By Josephine Marcotty
The first find of the day — right next to the parking lot — was a tiny green caterpillar. After that they came thick and fast: a toad, another toad, deer prints in the mud, a snakeskin, and most thrilling of all, a tiny garter snake.
It was the last day of day camp at Shepard Farm, and that meant an animal hunt for the 20 first and second graders who had also learned about edible plants and how to light a fire without a match. And even though hopes were dashed when camp leader Mick Garrett said there were no grizzly bears to be found, the kids embraced the safari with the zeal of courageous explorers. After all, these 140 acres of old woods and fields in southeast Washington County, now owned and managed by the Dodge Nature Center, are one of the best places in the Twin Cities metro area to see wild creatures.
And it’s been that way for 25 years — ever since the Minnesota Land Trust worked with the original owners to place Shepard Farm under a conservation easement. Back then that kind of land protection was a rarity. But over the past 28 years, the Land Trust has worked with more than 150 private landowners to protect — forever — nearly 17,000 acres of the Twin Cities metro area’s most treasured places. Metro-area projects now account for over a quarter of the total acres the Land Trust has protected statewide. And those rare, green refuges in urban areas are increasingly important for water quality, wildlife, and recreation for Minnesotans who love the outdoors. But, even more importantly for the people who live in the metro area, they offer “nature nearby” that can enrich their daily lives.
Washington County is one of the metro counties taking a lead in land protection, an effort that officials said could not be done without the staff at the Land Trust.
“They are so skilled at this work,” said Washington County Senior Planner June Mathiowetz. “They know what to look for and what to do. That expertise is invaluable for the county and getting these conservation easement transactions completed is one of the most efficient ways to protect land.”
Washington County commissioners have set an ambitious and clear plan for land protection throughout the county with the full-hearted support of the people who live there. Seeing the future rate of development articulated in the county’s Comprehensive Plan, in 2006 county residents voted for a referendum authorizing the county to use $20 million in public bonds to pay for land protection.
The referendum inspired a long-range project to identify the highest priority areas for protection — 10,000 acres of lakes, streams and forests, plus the bluffs along the St. Croix and Mississippi Rivers.
Using historic land surveys from 1847, county land planners know what it used to look like before European settlement and agriculture first altered the landscape. And with the help of modern biological surveys by the Department of Natural Resources, they’ve ranked parcels with the highest species diversity, the most aesthetic value for the community and greatest benefit for water quality.

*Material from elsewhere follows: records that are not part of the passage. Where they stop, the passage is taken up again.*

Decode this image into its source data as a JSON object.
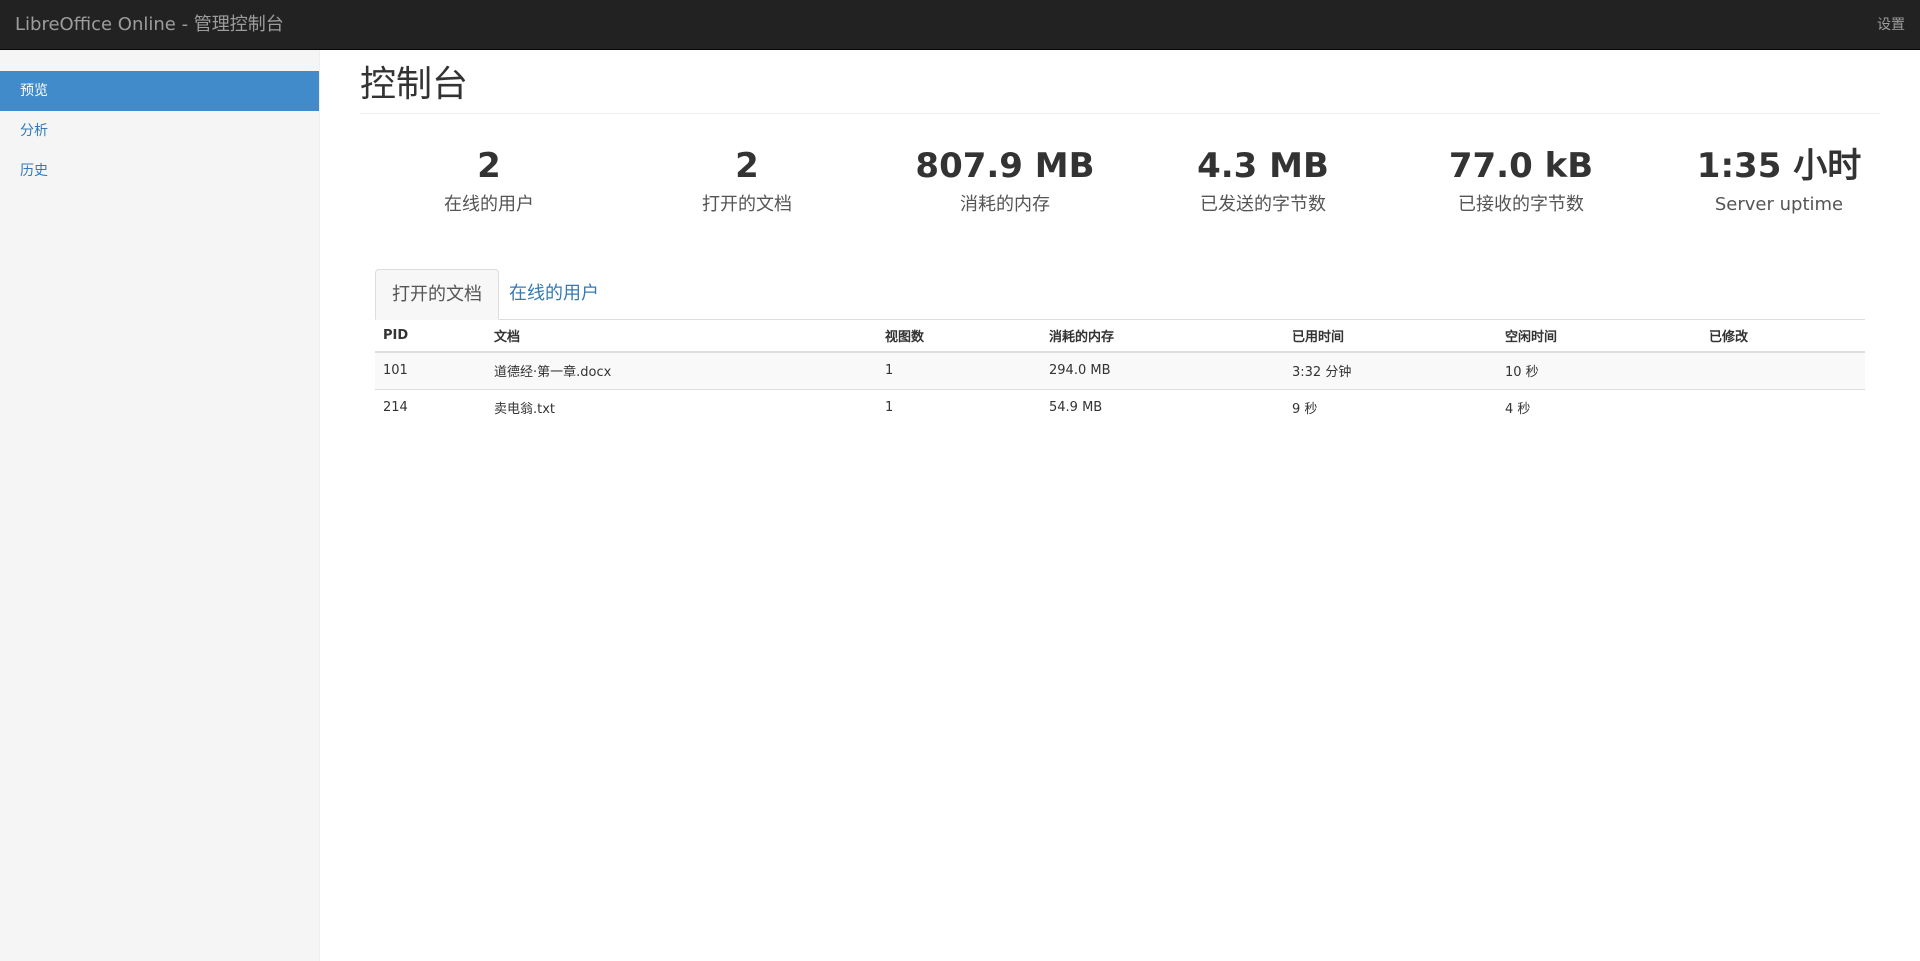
{
  "navbar": {
    "brand": "LibreOffice Online - 管理控制台",
    "settings_label": "设置"
  },
  "sidebar": {
    "items": [
      {
        "label": "预览"
      },
      {
        "label": "分析"
      },
      {
        "label": "历史"
      }
    ]
  },
  "main": {
    "title": "控制台",
    "stats": [
      {
        "value": "2",
        "label": "在线的用户"
      },
      {
        "value": "2",
        "label": "打开的文档"
      },
      {
        "value": "807.9 MB",
        "label": "消耗的内存"
      },
      {
        "value": "4.3 MB",
        "label": "已发送的字节数"
      },
      {
        "value": "77.0 kB",
        "label": "已接收的字节数"
      },
      {
        "value": "1:35 小时",
        "label": "Server uptime"
      }
    ],
    "tabs": [
      {
        "label": "打开的文档"
      },
      {
        "label": "在线的用户"
      }
    ],
    "table": {
      "headers": [
        "PID",
        "文档",
        "视图数",
        "消耗的内存",
        "已用时间",
        "空闲时间",
        "已修改"
      ],
      "rows": [
        [
          "101",
          "道德经·第一章.docx",
          "1",
          "294.0 MB",
          "3:32 分钟",
          "10 秒",
          ""
        ],
        [
          "214",
          "卖电翁.txt",
          "1",
          "54.9 MB",
          "9 秒",
          "4 秒",
          ""
        ]
      ]
    }
  }
}
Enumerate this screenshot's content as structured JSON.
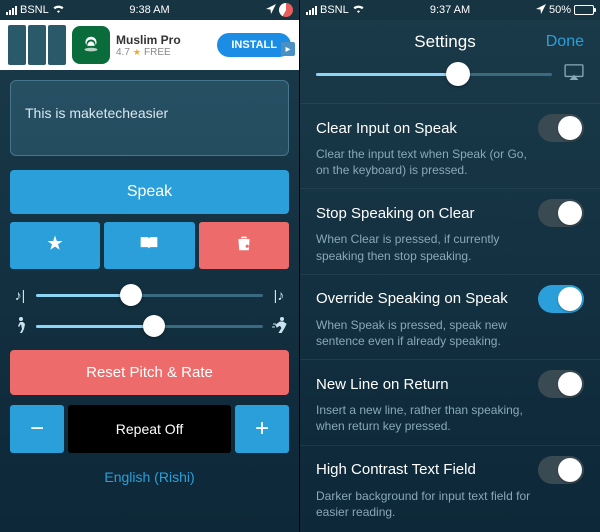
{
  "status": {
    "carrier": "BSNL",
    "wifi": true,
    "time_left": "9:38 AM",
    "time_right": "9:37 AM",
    "battery_left": "58%",
    "battery_right": "50%",
    "location_arrow": true
  },
  "ad": {
    "title": "Muslim Pro",
    "rating": "4.7",
    "price": "FREE",
    "cta": "INSTALL"
  },
  "main": {
    "input_text": "This is maketecheasier",
    "speak_label": "Speak",
    "pitch_slider_pct": 42,
    "rate_slider_pct": 52,
    "reset_label": "Reset Pitch & Rate",
    "repeat_label": "Repeat Off",
    "language_label": "English (Rishi)"
  },
  "settings": {
    "header": "Settings",
    "done": "Done",
    "volume_pct": 60,
    "items": [
      {
        "title": "Clear Input on Speak",
        "desc": "Clear the input text when Speak (or Go, on the keyboard) is pressed.",
        "on": false
      },
      {
        "title": "Stop Speaking on Clear",
        "desc": "When Clear is pressed, if currently speaking then stop speaking.",
        "on": false
      },
      {
        "title": "Override Speaking on Speak",
        "desc": "When Speak is pressed, speak new sentence even if already speaking.",
        "on": true
      },
      {
        "title": "New Line on Return",
        "desc": "Insert a new line, rather than speaking, when return key pressed.",
        "on": false
      },
      {
        "title": "High Contrast Text Field",
        "desc": "Darker background for input text field for easier reading.",
        "on": false
      }
    ]
  }
}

Today, they are flooded with calls from private landowners in Washington County who want to know how they can preserve their land for the next generation, and how to restore it to the best condition. Many of them will join the 70 Washington County landowners who together have already placed nearly 4,000 acres into conservation easements with the Land Trust.
This year the county, along with the Land Trust, is launching a new outreach effort to educate landowners about options — including conservation easements and funding for habitat restoration. Together, they will explain how the county and the Land Trust can combine different local, state and federal grants, and bring in a wide variety of expertise from other partners to accelerate land protection for future generations.
In hindsight, the decision to protect Shepard Farm looks prescient. In 1920 Roger and Katherine Shepard, of St. Paul, bought 140 acres of what was then rural Cottage Grove property to use as a summer estate. Years later, their daughter Constance Shepard-Otis entered it into a conservation easement with the Land Trust in order to keep her parents’ vision for the land alive. She gifted it to the Wilder Foundation and they then gave it to the Dodge Nature Center. That created a second environmental education site for the nonprofit, which operates programs for adults and children on 320 acres 15 miles away.
“It stands for what we believe in,” said executive director Jason Sanders. “We can use this to create new stewards of the world, and to expand our environmental education approach to a new community.”
Today Shepard Farm rises like a green island above a sea of suburban development. Farm animals are back, and this summer the voices of children again rang out among the trees and vegetable gardens as Dodge launched their first summer day camps.
And soon the public will be able to enjoy it as much as the kids. Once the parking lot is complete and permanent bathroom facilities are installed, Dodge Nature Center expects to open it up to anyone who wants a peaceful walk in nature.
“It’s an extremely quiet place,” said Sanders. “You will notice birds that you don’t see in the middle of the city.”
Not to mention toads and deer and snakes.
Photo credits: Josephine Marcotty